Better Safety: Millions Less

Clarissa Snapp was deeply concerned when an Indiana school superintendent told her a school safety consultant quoted a fee of $45,000 to conduct safety audits at three small schools. That seemed like a lot of money for the required work. Work that she thought could probably be done as well, if not better, by properly trained school officials. Snapp serves as the director for the Indiana School Safety Specialists Academy run by the Indiana Department of Education.

Following the events in Beslan, Russia, she received numerous calls from schools wanting safety audits. Snapp set up a program to train Indiana school officials to coordinate their own tactical site surveys. For about what the consultant wanted to charge for safety audits at just three schools, she will train more than 300 school officials from across the state to coordinate the work themselves. While school safety consultants who charge $2,000 to $15,000 per school to conduct safety and security audits would like people to believe otherwise, the majority of them have little or no unique and advanced skill in performing what are relatively simple safety evaluations of schools.

Snapp is also addressing concerns of schools paying high fees for ineffective school safety plans written by consultants. The academy also began distributing comprehensive safety planning templates to public and private schools throughout Indiana. The templates help schools address concerns ranging from bullying to terrorism using the all-hazards approach recommended by the U.S. Department of Education and Office of Homeland Security. The templates require close collaboration between school officials and community emergency responders to develop customized plans tailored to local conditions and area public safety capabilities.

The planning system includes a comprehensive emergency exercise program with more than 30 different crisis scenarios ranging from medical emergencies to mass casualty incidents allowing school and public safety officials to test their plans and practice together, as recommended by FEMA and the U.S. Department of Education. Indiana officials anticipate their schools will save millions of dollars each year while dramatically improving the level of safety and emergency preparedness.

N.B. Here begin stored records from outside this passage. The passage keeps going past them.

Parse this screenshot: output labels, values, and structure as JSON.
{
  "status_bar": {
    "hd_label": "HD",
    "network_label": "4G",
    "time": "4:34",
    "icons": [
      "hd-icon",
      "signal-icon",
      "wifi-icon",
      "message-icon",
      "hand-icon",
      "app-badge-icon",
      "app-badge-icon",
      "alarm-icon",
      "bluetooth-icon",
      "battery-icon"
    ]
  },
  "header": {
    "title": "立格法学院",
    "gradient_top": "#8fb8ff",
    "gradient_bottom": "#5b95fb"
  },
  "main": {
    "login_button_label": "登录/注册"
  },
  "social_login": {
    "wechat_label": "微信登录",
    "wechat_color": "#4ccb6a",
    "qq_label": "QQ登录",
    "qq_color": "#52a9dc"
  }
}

Snapp knows school systems have paid consultants up to $1 million to write school safety plans even though the U.S. Department of Education, FEMA and most of the nation’s school safety centers advise against this approach. In Practical Information on Crisis Planning — a Guide for Schools and Communities, the Department of Education urges schools to involve local emergency response agency personnel, like police, fire service, emergency management and public health officials, to help develop customized plans to meet local risks with available resources. The Indiana approach also provides an effective and positive cultural change of safety in schools that does not take place when consultants perform the work for school officials.

While Snapp feels qualified consultants can provide many valuable services to schools, she is determined to help her schools avoid wasting funds on services her state can provide at minimal cost. The Indiana initiative has proven to be extremely popular with school officials who signed up for all available training slots for the first session within three days of the announcement. The training has been so popular, Snapp has scheduled two additional sessions to train an extra 200 attendees.

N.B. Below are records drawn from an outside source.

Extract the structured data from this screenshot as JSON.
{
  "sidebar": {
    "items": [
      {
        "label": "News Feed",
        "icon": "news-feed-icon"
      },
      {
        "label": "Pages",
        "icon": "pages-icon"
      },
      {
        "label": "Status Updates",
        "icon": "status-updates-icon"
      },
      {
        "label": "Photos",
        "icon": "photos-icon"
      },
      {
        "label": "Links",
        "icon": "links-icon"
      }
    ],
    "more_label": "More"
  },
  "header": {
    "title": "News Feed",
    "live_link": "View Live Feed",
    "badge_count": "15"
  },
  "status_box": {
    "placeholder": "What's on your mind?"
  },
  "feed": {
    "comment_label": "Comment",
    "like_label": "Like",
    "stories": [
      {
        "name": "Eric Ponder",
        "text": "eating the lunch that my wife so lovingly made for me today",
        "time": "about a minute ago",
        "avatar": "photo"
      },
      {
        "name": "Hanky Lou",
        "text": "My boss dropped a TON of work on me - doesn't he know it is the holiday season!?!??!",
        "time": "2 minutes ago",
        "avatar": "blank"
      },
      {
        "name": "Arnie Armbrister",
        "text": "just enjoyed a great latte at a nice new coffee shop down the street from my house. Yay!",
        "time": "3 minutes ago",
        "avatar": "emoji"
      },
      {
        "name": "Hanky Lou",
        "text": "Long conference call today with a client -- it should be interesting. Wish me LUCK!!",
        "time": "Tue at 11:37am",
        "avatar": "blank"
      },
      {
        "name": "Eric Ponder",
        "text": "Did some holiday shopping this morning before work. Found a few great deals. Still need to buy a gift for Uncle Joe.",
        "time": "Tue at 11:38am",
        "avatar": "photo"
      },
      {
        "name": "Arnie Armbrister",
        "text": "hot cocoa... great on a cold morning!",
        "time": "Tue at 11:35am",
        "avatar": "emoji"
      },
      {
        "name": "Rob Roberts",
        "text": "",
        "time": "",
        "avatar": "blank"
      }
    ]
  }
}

When state agencies like the Indiana Department of Education and federal agencies like the United States Department of Education develop free resources for our schools, precious funds are freed up for use on other safety measures further enhancing safety.

My regular urgings for readers to carefully consider the qualifications of consultants and the best way to use their services have been met with hostility by several consultants. As we say in the South, the hit dog hollers. I applaud the efforts of our nation’s state and federal agencies to bring free high-quality services to our schools. As I have for the past six years in this column, I urge readers to avail themselves of quality free resources.

About the Author

Michael Dorn serves as the executive director for Safe Havens International, Inc., an IRS-approved, nonprofit safety center. He has authored and co-authored more than 20 books on campus safety. He can be reached through the Safe Havens website at